Colin Dexter: Inspector Morse crime author dies at home aged 86
Video report by ITV News Arts Editor Nina Nanaar
Inspector Morse creator Colin Dexter has died at the age of 86.
The decorated crime author passed away on Tuesday morning at his home in Oxford, his publisher Macmillan has said.
Dexter immortalised the city in his most celebrated crime series as the cerebral and hard-drinking Morse investigated cases alongside his dutiful and more-sober deputy Sergeant Lewis.
The detective pairing of Morse and Lewis earned more acclaim after being brought to the TV screen in the hit ITV series, giving John Thaw and Kevin Whately their most recognisable roles as Dexter served as scriptwriter.

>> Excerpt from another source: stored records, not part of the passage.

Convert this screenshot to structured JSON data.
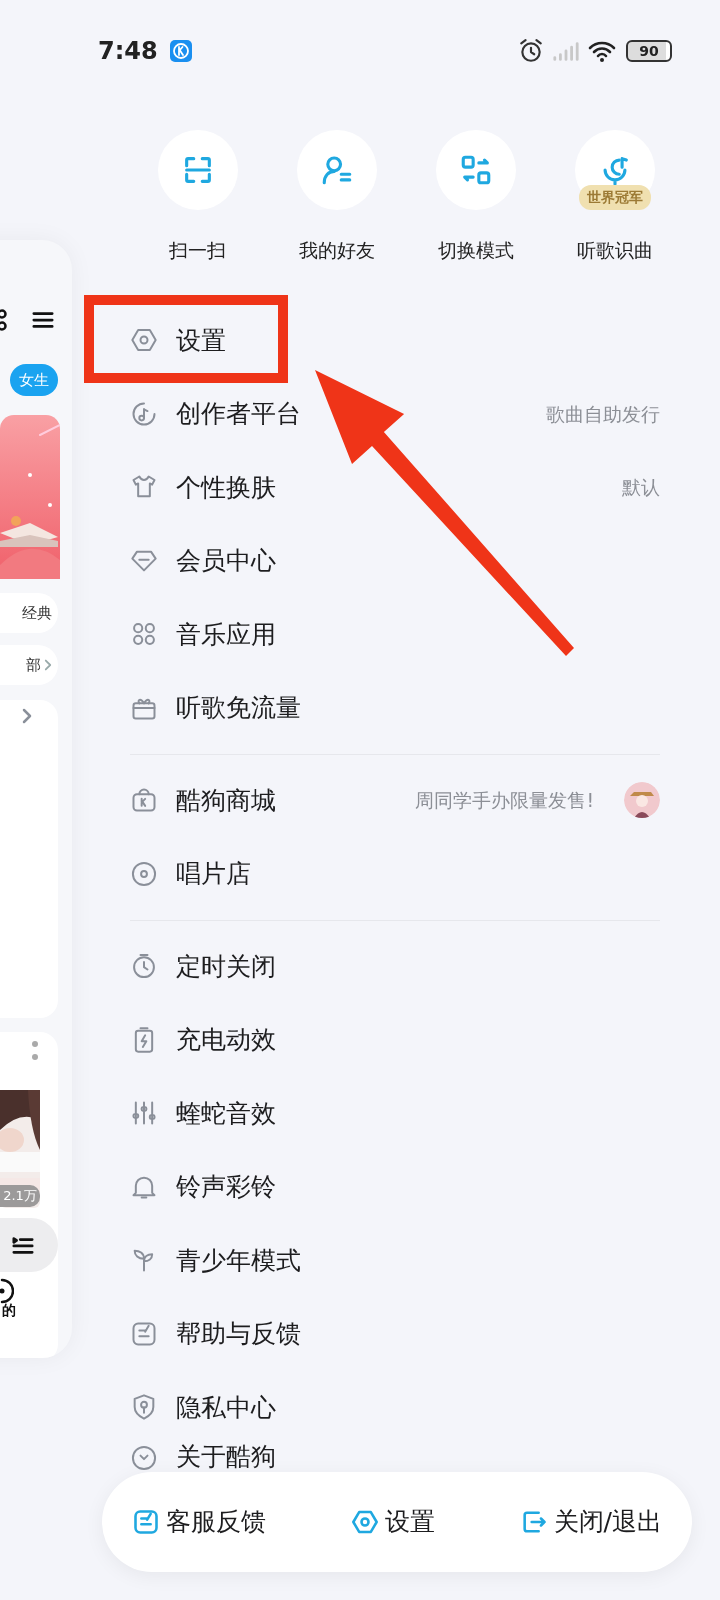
{
  "status_bar": {
    "time": "7:48",
    "battery": "90"
  },
  "quick_actions": [
    {
      "label": "扫一扫"
    },
    {
      "label": "我的好友"
    },
    {
      "label": "切换模式"
    },
    {
      "label": "听歌识曲",
      "badge": "世界冠军"
    }
  ],
  "menu_groups": [
    [
      {
        "label": "设置"
      },
      {
        "label": "创作者平台",
        "detail": "歌曲自助发行"
      },
      {
        "label": "个性换肤",
        "detail": "默认"
      },
      {
        "label": "会员中心"
      },
      {
        "label": "音乐应用"
      },
      {
        "label": "听歌免流量"
      }
    ],
    [
      {
        "label": "酷狗商城",
        "detail": "周同学手办限量发售!",
        "thumbnail": true
      },
      {
        "label": "唱片店"
      }
    ],
    [
      {
        "label": "定时关闭"
      },
      {
        "label": "充电动效"
      },
      {
        "label": "蝰蛇音效"
      },
      {
        "label": "铃声彩铃"
      },
      {
        "label": "青少年模式"
      },
      {
        "label": "帮助与反馈"
      },
      {
        "label": "隐私中心"
      },
      {
        "label": "关于酷狗"
      }
    ]
  ],
  "bottom_bar": [
    {
      "label": "客服反馈"
    },
    {
      "label": "设置"
    },
    {
      "label": "关闭/退出"
    }
  ],
  "background_panel": {
    "tab": "女生",
    "chips": [
      "经典",
      "部"
    ],
    "count_badge": "2.1万",
    "nav_label": "的"
  },
  "annotations": [
    {
      "kind": "box"
    },
    {
      "kind": "arrow"
    }
  ]
}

Thaw starred as the detective in all 33 of the TV films between 1987 and 2000, which later spawned the spin-off series Endeavour and Lewis.
The series creator entertained fans with cameo appearances in the programmes that saw him perform as a tourist, a doctor, an Oxford don and a homeless person.
Dexter won many awards for his Morse novels, which were written between 1975 and 1999, including the CWA Gold Dagger and Silver Dagger awards.
In 1997 he was presented with the CWA Cartier Diamond Dagger Award for outstanding services to crime literature.
He introduced Morse in 1975's Last Bus To Woodstock, beginning a 13-novel series that ran until 1999's The Remorseful Day.
A year later Dexter received an OBE for services to literature, joking that he would have hoped Morse would have offered him a celebratory whisky.
His infrequent non-crime writing included a book on cracking cryptic crosswords, a leisure pursuit that Morse would often encounter in the novels.
In 2009, Dexter described the challenge of the crossword as "the most serene and civilised way of wasting time that I, now nearing 80, have as yet discovered".
The former Classics teacher, who was born in Stamford, Lincolnshire in 1930, had begun writing after the onset of deafness forced him to leave the profession in 1966.
He continued to work in a senior role at the University of Oxford's Delegacy of Local Examinations until his retirement in 1988 allowed him to concentrate on his writing.
The statement from his publisher said: "With immense sadness, Macmillan announces the death of Colin Dexter, who died peacefully at home in Oxford this morning."